─── DATA UNDER STUDY ───
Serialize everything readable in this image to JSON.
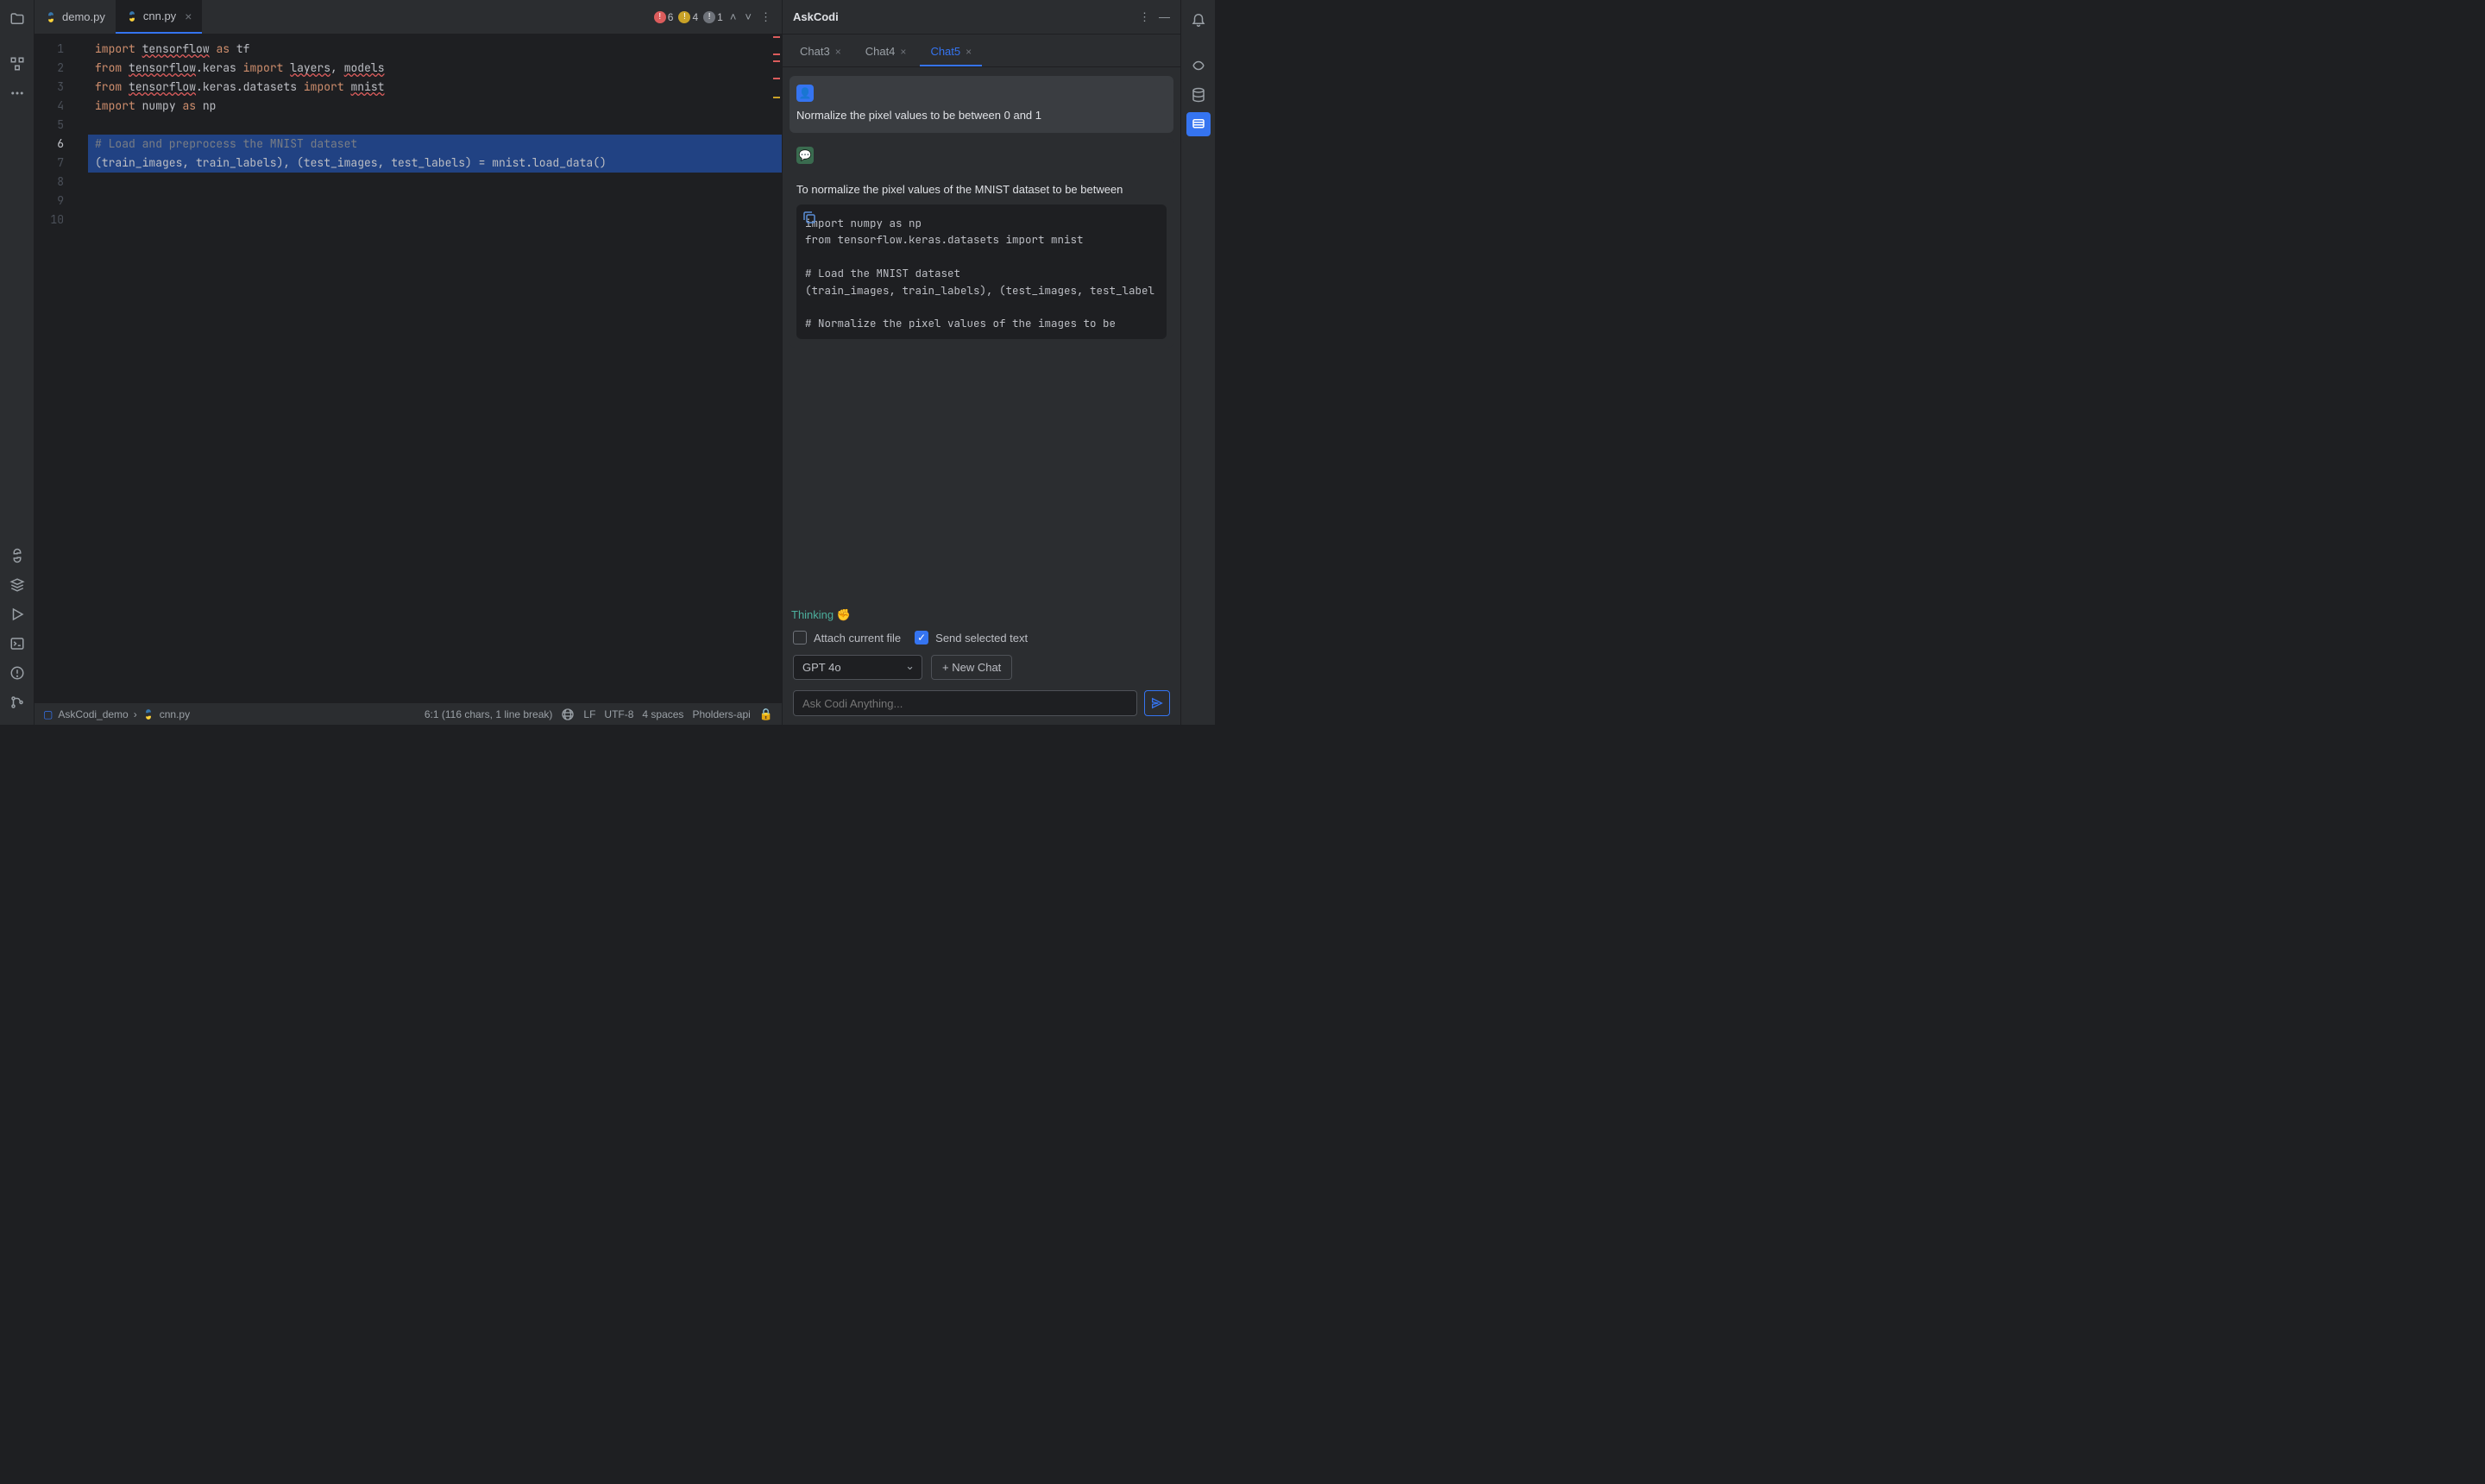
{
  "tabs": {
    "files": [
      {
        "label": "demo.py",
        "active": false,
        "closable": false
      },
      {
        "label": "cnn.py",
        "active": true,
        "closable": true
      }
    ],
    "errors": {
      "red": "6",
      "yellow": "4",
      "gray": "1"
    }
  },
  "lines": [
    "1",
    "2",
    "3",
    "4",
    "5",
    "6",
    "7",
    "8",
    "9",
    "10"
  ],
  "code": {
    "l1_kw1": "import",
    "l1_id1": "tensorflow",
    "l1_kw2": "as",
    "l1_id2": "tf",
    "l2_kw1": "from",
    "l2_id1": "tensorflow",
    "l2_txt1": ".keras ",
    "l2_kw2": "import",
    "l2_id2": "layers",
    "l2_comma": ", ",
    "l2_id3": "models",
    "l3_kw1": "from",
    "l3_id1": "tensorflow",
    "l3_txt1": ".keras.datasets ",
    "l3_kw2": "import",
    "l3_id2": "mnist",
    "l4_kw1": "import",
    "l4_id1": "numpy",
    "l4_kw2": "as",
    "l4_id2": "np",
    "l6": "# Load and preprocess the MNIST dataset",
    "l7": "(train_images, train_labels), (test_images, test_labels) = mnist.load_data()"
  },
  "panel": {
    "title": "AskCodi",
    "tabs": [
      {
        "label": "Chat3"
      },
      {
        "label": "Chat4"
      },
      {
        "label": "Chat5",
        "active": true
      }
    ],
    "user_msg": "Normalize the pixel values to be between 0 and 1",
    "assistant_intro": "To normalize the pixel values of the MNIST dataset to be between",
    "code_block": "import numpy as np\nfrom tensorflow.keras.datasets import mnist\n\n# Load the MNIST dataset\n(train_images, train_labels), (test_images, test_label\n\n# Normalize the pixel values of the images to be",
    "thinking": "Thinking",
    "thinking_emoji": "✊",
    "attach_label": "Attach current file",
    "send_sel_label": "Send selected text",
    "model": "GPT 4o",
    "new_chat": "+ New Chat",
    "placeholder": "Ask Codi Anything..."
  },
  "status": {
    "project": "AskCodi_demo",
    "file": "cnn.py",
    "pos": "6:1 (116 chars, 1 line break)",
    "lf": "LF",
    "enc": "UTF-8",
    "indent": "4 spaces",
    "api": "Pholders-api"
  }
}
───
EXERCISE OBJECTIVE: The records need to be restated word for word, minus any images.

OUTPUT OF THE TASK:
Serialize everything readable in this image to JSON.
{
  "tabs": {
    "files": [
      {
        "label": "demo.py",
        "active": false,
        "closable": false
      },
      {
        "label": "cnn.py",
        "active": true,
        "closable": true
      }
    ],
    "errors": {
      "red": "6",
      "yellow": "4",
      "gray": "1"
    }
  },
  "lines": [
    "1",
    "2",
    "3",
    "4",
    "5",
    "6",
    "7",
    "8",
    "9",
    "10"
  ],
  "code": {
    "l1_kw1": "import",
    "l1_id1": "tensorflow",
    "l1_kw2": "as",
    "l1_id2": "tf",
    "l2_kw1": "from",
    "l2_id1": "tensorflow",
    "l2_txt1": ".keras ",
    "l2_kw2": "import",
    "l2_id2": "layers",
    "l2_comma": ", ",
    "l2_id3": "models",
    "l3_kw1": "from",
    "l3_id1": "tensorflow",
    "l3_txt1": ".keras.datasets ",
    "l3_kw2": "import",
    "l3_id2": "mnist",
    "l4_kw1": "import",
    "l4_id1": "numpy",
    "l4_kw2": "as",
    "l4_id2": "np",
    "l6": "# Load and preprocess the MNIST dataset",
    "l7": "(train_images, train_labels), (test_images, test_labels) = mnist.load_data()"
  },
  "panel": {
    "title": "AskCodi",
    "tabs": [
      {
        "label": "Chat3"
      },
      {
        "label": "Chat4"
      },
      {
        "label": "Chat5",
        "active": true
      }
    ],
    "user_msg": "Normalize the pixel values to be between 0 and 1",
    "assistant_intro": "To normalize the pixel values of the MNIST dataset to be between",
    "code_block": "import numpy as np\nfrom tensorflow.keras.datasets import mnist\n\n# Load the MNIST dataset\n(train_images, train_labels), (test_images, test_label\n\n# Normalize the pixel values of the images to be",
    "thinking": "Thinking",
    "thinking_emoji": "✊",
    "attach_label": "Attach current file",
    "send_sel_label": "Send selected text",
    "model": "GPT 4o",
    "new_chat": "+ New Chat",
    "placeholder": "Ask Codi Anything..."
  },
  "status": {
    "project": "AskCodi_demo",
    "file": "cnn.py",
    "pos": "6:1 (116 chars, 1 line break)",
    "lf": "LF",
    "enc": "UTF-8",
    "indent": "4 spaces",
    "api": "Pholders-api"
  }
}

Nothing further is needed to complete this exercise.